The problem ::
List each line of the data that holds the string "title".

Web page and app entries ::
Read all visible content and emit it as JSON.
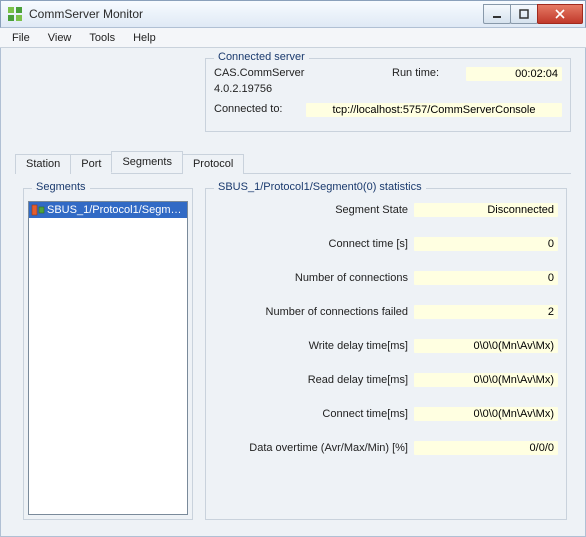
{
  "window": {
    "title": "CommServer Monitor"
  },
  "menu": {
    "file": "File",
    "view": "View",
    "tools": "Tools",
    "help": "Help"
  },
  "connected": {
    "legend": "Connected server",
    "server_name": "CAS.CommServer",
    "version": "4.0.2.19756",
    "runtime_label": "Run time:",
    "runtime_value": "00:02:04",
    "connected_to_label": "Connected to:",
    "connected_to_value": "tcp://localhost:5757/CommServerConsole"
  },
  "tabs": {
    "station": "Station",
    "port": "Port",
    "segments": "Segments",
    "protocol": "Protocol"
  },
  "segments_box": {
    "legend": "Segments",
    "items": [
      {
        "label": "SBUS_1/Protocol1/Segment..."
      }
    ]
  },
  "stats": {
    "legend": "SBUS_1/Protocol1/Segment0(0) statistics",
    "rows": [
      {
        "label": "Segment State",
        "value": "Disconnected"
      },
      {
        "label": "Connect time [s]",
        "value": "0"
      },
      {
        "label": "Number of connections",
        "value": "0"
      },
      {
        "label": "Number of connections failed",
        "value": "2"
      },
      {
        "label": "Write delay time[ms]",
        "value": "0\\0\\0(Mn\\Av\\Mx)"
      },
      {
        "label": "Read delay time[ms]",
        "value": "0\\0\\0(Mn\\Av\\Mx)"
      },
      {
        "label": "Connect time[ms]",
        "value": "0\\0\\0(Mn\\Av\\Mx)"
      },
      {
        "label": "Data overtime (Avr/Max/Min) [%]",
        "value": "0/0/0"
      }
    ]
  }
}
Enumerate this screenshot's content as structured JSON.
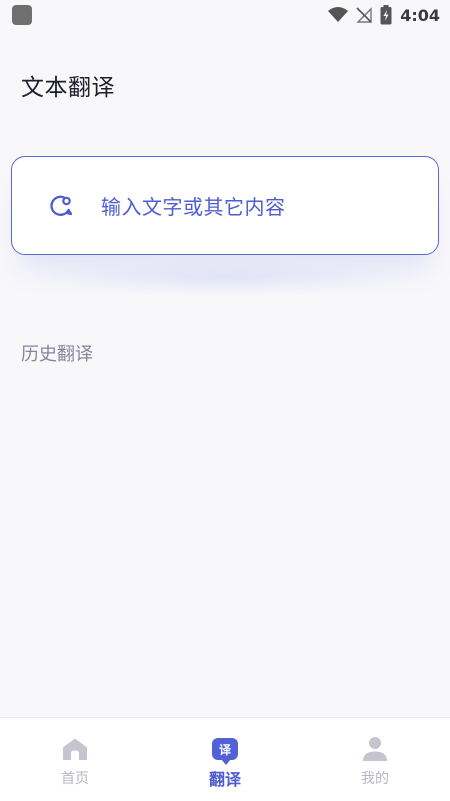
{
  "status_bar": {
    "time": "4:04",
    "icons": [
      "notification-icon",
      "wifi-icon",
      "no-signal-icon",
      "battery-charging-icon"
    ]
  },
  "page": {
    "title": "文本翻译"
  },
  "input_card": {
    "placeholder": "输入文字或其它内容",
    "icon": "chat-bubble-icon"
  },
  "history": {
    "title": "历史翻译"
  },
  "tab_bar": {
    "items": [
      {
        "label": "首页",
        "icon": "home-icon",
        "active": false
      },
      {
        "label": "翻译",
        "icon": "translate-icon",
        "badge": "译",
        "active": true
      },
      {
        "label": "我的",
        "icon": "user-icon",
        "active": false
      }
    ]
  },
  "colors": {
    "accent": "#5361d9",
    "background": "#f8f8fa",
    "inactive_tab": "#b7b8c2"
  }
}
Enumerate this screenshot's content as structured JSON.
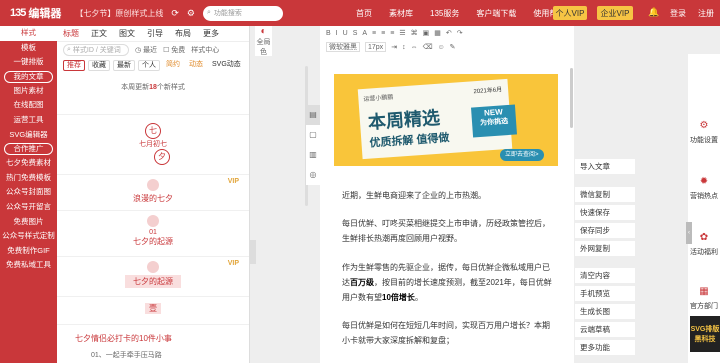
{
  "app": {
    "logo_mark": "135",
    "logo_text": "编辑器",
    "promo": "【七夕节】原创样式上线"
  },
  "search": {
    "placeholder": "功能搜索"
  },
  "nav": [
    "首页",
    "素材库",
    "135服务",
    "客户端下载",
    "使用帮助"
  ],
  "vip": {
    "personal": "个人VIP",
    "enterprise": "企业VIP"
  },
  "auth": {
    "login": "登录",
    "register": "注册"
  },
  "leftnav": [
    "样式",
    "模板",
    "一键排版",
    "我的文章",
    "图片素材",
    "在线配图",
    "运营工具",
    "SVG编辑器",
    "合作推广",
    "七夕免费素材",
    "热门免费模板",
    "公众号封面图",
    "公众号开留言",
    "免费图片",
    "公众号样式定制",
    "免费制作GIF",
    "免费私域工具"
  ],
  "panel": {
    "tabs": [
      "标题",
      "正文",
      "图文",
      "引导",
      "布局",
      "更多"
    ],
    "search_placeholder": "样式ID / 关键词",
    "recent": "最近",
    "free": "免费",
    "style_center": "样式中心",
    "filters": [
      "推荐",
      "收藏",
      "最新",
      "个人",
      "简约",
      "动态",
      "SVG动态"
    ],
    "notice_prefix": "本周更新",
    "notice_count": "18",
    "notice_suffix": "个新样式",
    "colorbar_label": "全局色",
    "cards": [
      {
        "text": "七月初七",
        "char1": "七",
        "char2": "夕"
      },
      {
        "text": "浪漫的七夕",
        "vip": "VIP"
      },
      {
        "text": "七夕的起源",
        "num": "01"
      },
      {
        "text": "七夕的起源",
        "vip": "VIP"
      },
      {
        "text": "壹"
      },
      {
        "text": "七夕情侣必打卡的10件小事",
        "sub": "01、一起手牵手压马路"
      }
    ]
  },
  "toolbar": {
    "font": "微软雅黑",
    "size": "17px"
  },
  "editor": {
    "banner": {
      "header": "运营小鹏鹏",
      "year": "2021年6月",
      "big": "本周精选",
      "sub": "优质拆解 值得做",
      "new_label": "NEW",
      "new_text": "为你挑选",
      "button": "立即去查阅>"
    },
    "paragraphs": [
      [
        "近期，生鲜电商迎来了企业的上市热潮。"
      ],
      [
        "每日优鲜、叮咚买菜相继提交上市申请，历经政策管控后，生鲜排长热潮再度回顾用户视野。"
      ],
      [
        "作为生鲜零售的先驱企业，据传，每日优鲜企微私域用户已达",
        "百万级",
        "，按目前的增长速度预测，截至2021年，每日优鲜用户数有望",
        "10倍增长",
        "。"
      ],
      [
        "每日优鲜是如何在短短几年时间，实现百万用户增长？本期小卡就带大家深度拆解和复盘；"
      ]
    ]
  },
  "rightpanel": [
    "导入文章",
    "微信复制",
    "快速保存",
    "保存同步",
    "外网复制",
    "清空内容",
    "手机预览",
    "生成长图",
    "云端草稿",
    "更多功能"
  ],
  "rightbar": [
    "功能设置",
    "营销热点",
    "活动福利",
    "官方部门"
  ],
  "ad": {
    "text": "SVG排版黑科技"
  }
}
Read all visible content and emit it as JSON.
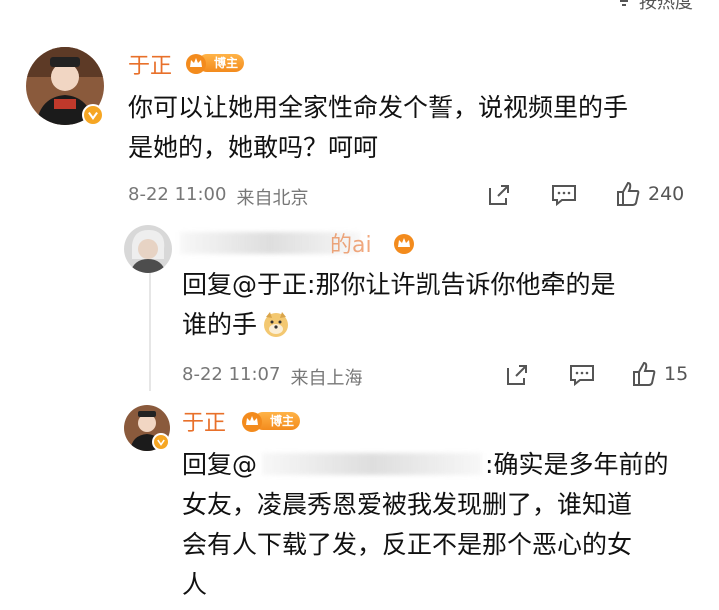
{
  "sort": {
    "label": "按热度"
  },
  "comments": [
    {
      "name": "于正",
      "badge": "博主",
      "text_lines": [
        "你可以让她用全家性命发个誓，说视频里的手",
        "是她的，她敢吗？呵呵"
      ],
      "time": "8-22 11:00",
      "location": "来自北京",
      "likes": "240"
    },
    {
      "name_visible": "的ai",
      "reply_prefix": "回复",
      "reply_to": "@于正",
      "text_lines": [
        ":那你让许凯告诉你他牵的是",
        "谁的手"
      ],
      "emoji": "doge-emoji",
      "time": "8-22 11:07",
      "location": "来自上海",
      "likes": "15"
    },
    {
      "name": "于正",
      "badge": "博主",
      "reply_prefix": "回复@",
      "text_lines": [
        ":确实是多年前的",
        "女友，凌晨秀恩爱被我发现删了，谁知道",
        "会有人下载了发，反正不是那个恶心的女",
        "人"
      ]
    }
  ],
  "colors": {
    "name": "#e8702a",
    "badge": "#f38b1d",
    "text": "#111111",
    "meta": "#777777"
  }
}
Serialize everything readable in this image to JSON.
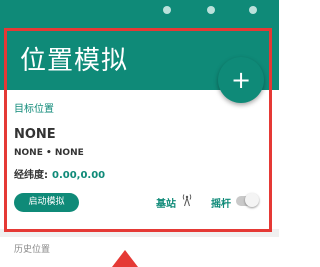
{
  "header": {
    "title": "位置模拟",
    "add_icon": "plus-icon",
    "accent_color": "#0f8a78"
  },
  "target": {
    "section_label": "目标位置",
    "place_name": "NONE",
    "place_sub": "NONE • NONE",
    "coords_label": "经纬度:",
    "coords_value": "0.00,0.00"
  },
  "controls": {
    "start_label": "启动模拟",
    "base_station_label": "基站",
    "base_station_icon": "antenna-icon",
    "joystick_label": "摇杆",
    "joystick_toggle": false
  },
  "history": {
    "label": "历史位置"
  },
  "annotation": {
    "highlight_color": "#e53935",
    "arrow_icon": "up-arrow-icon"
  }
}
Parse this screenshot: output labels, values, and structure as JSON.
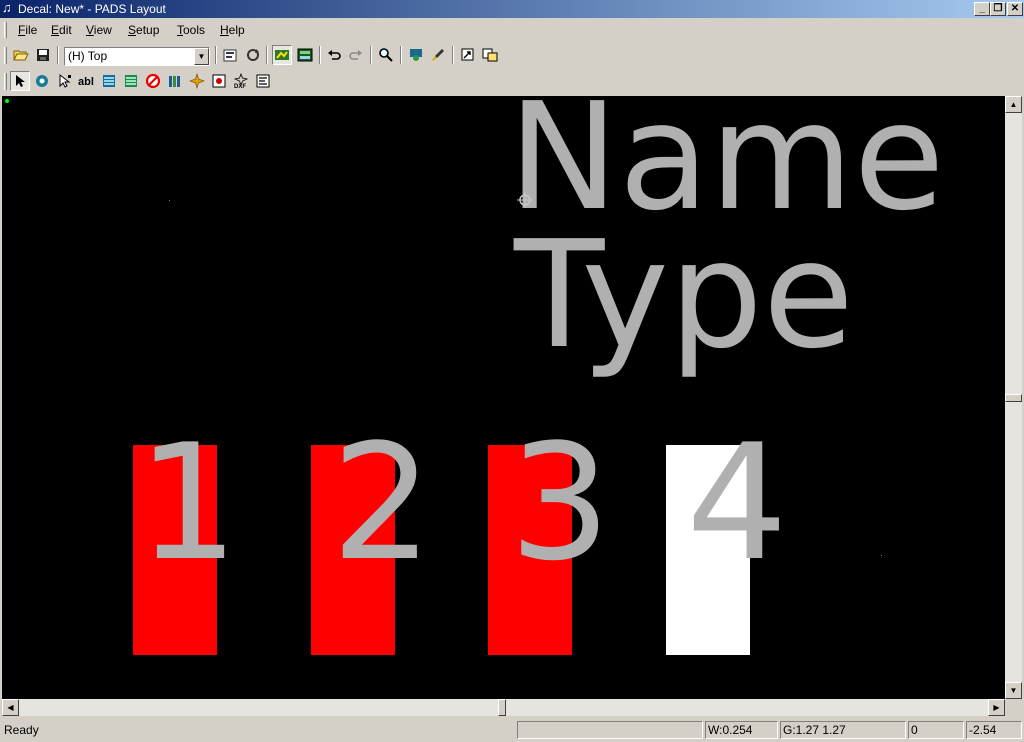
{
  "window": {
    "title": "Decal: New* - PADS Layout",
    "buttons": {
      "minimize": "_",
      "restore": "❐",
      "close": "✕"
    }
  },
  "menu": [
    {
      "label": "File"
    },
    {
      "label": "Edit"
    },
    {
      "label": "View"
    },
    {
      "label": "Setup"
    },
    {
      "label": "Tools"
    },
    {
      "label": "Help"
    }
  ],
  "toolbar1": {
    "layer_select_value": "(H) Top",
    "icons": [
      "open-icon",
      "save-icon",
      "layer-combo",
      "properties-icon",
      "redraw-icon",
      "display-control-icon",
      "sheet-icon",
      "undo-icon",
      "redo-icon",
      "zoom-icon",
      "view-icon",
      "brush-icon",
      "move-icon",
      "window-icon"
    ]
  },
  "toolbar2": {
    "icons": [
      "select-icon",
      "pad-icon",
      "terminal-icon",
      "text-icon",
      "2d-line-icon",
      "copper-icon",
      "keepout-icon",
      "pin-icon",
      "wizard-icon",
      "decal-icon",
      "dxf-icon",
      "report-icon"
    ]
  },
  "canvas": {
    "background": "#000000",
    "name_label": "Name",
    "type_label": "Type",
    "pad_numbers": [
      "1",
      "2",
      "3",
      "4"
    ],
    "pad_colors": [
      "#ff0000",
      "#ff0000",
      "#ff0000",
      "#ffffff"
    ],
    "text_color": "#b0b0b0"
  },
  "status": {
    "ready": "Ready",
    "width": "W:0.254",
    "grid": "G:1.27 1.27",
    "x": "0",
    "y": "-2.54"
  }
}
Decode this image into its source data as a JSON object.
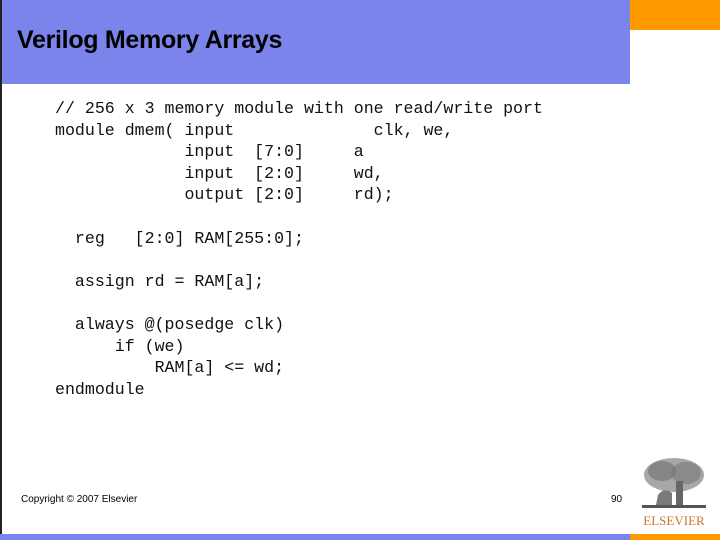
{
  "slide": {
    "title": "Verilog Memory Arrays",
    "code_lines": [
      "// 256 x 3 memory module with one read/write port",
      "module dmem( input              clk, we,",
      "             input  [7:0]     a",
      "             input  [2:0]     wd,",
      "             output [2:0]     rd);",
      "",
      "  reg   [2:0] RAM[255:0];",
      "",
      "  assign rd = RAM[a];",
      "",
      "  always @(posedge clk)",
      "      if (we)",
      "          RAM[a] <= wd;",
      "endmodule"
    ],
    "footer": {
      "copyright": "Copyright © 2007 Elsevier",
      "page_number": "90",
      "logo_text": "ELSEVIER"
    }
  },
  "colors": {
    "header_blue": "#7b84ea",
    "accent_orange": "#ff9900",
    "logo_text": "#c8782a"
  }
}
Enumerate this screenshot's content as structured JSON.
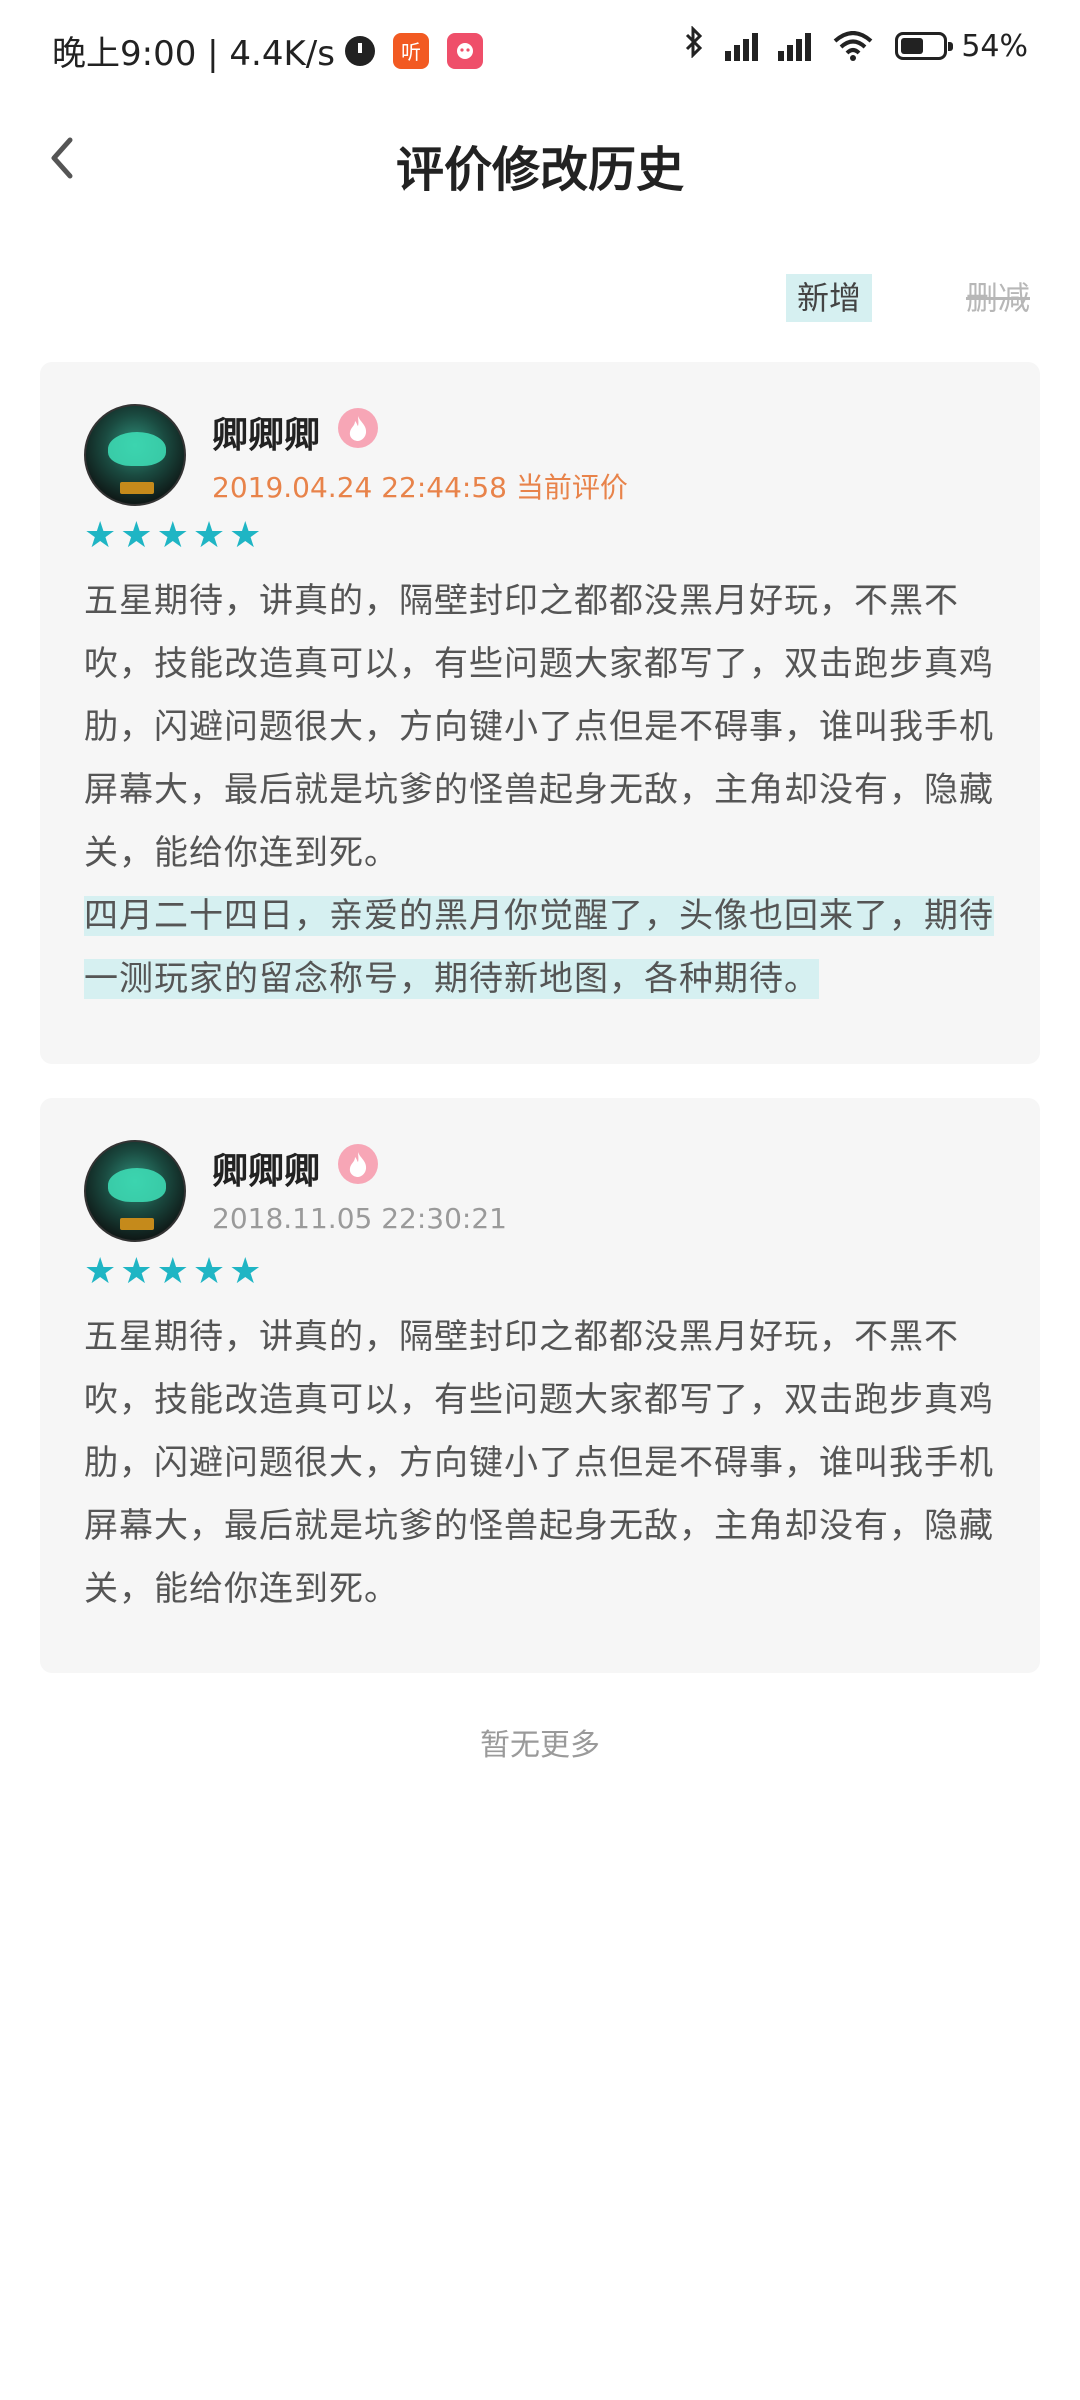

Exercise solution ::
    "title": "CommServer Monitor"
    "title": "文本翻译"
    "title": "历史翻译"
    "title": "位置模拟",
    "title": "Decal: New* - PADS Layout",
    "title": "Verilog Memory Arrays",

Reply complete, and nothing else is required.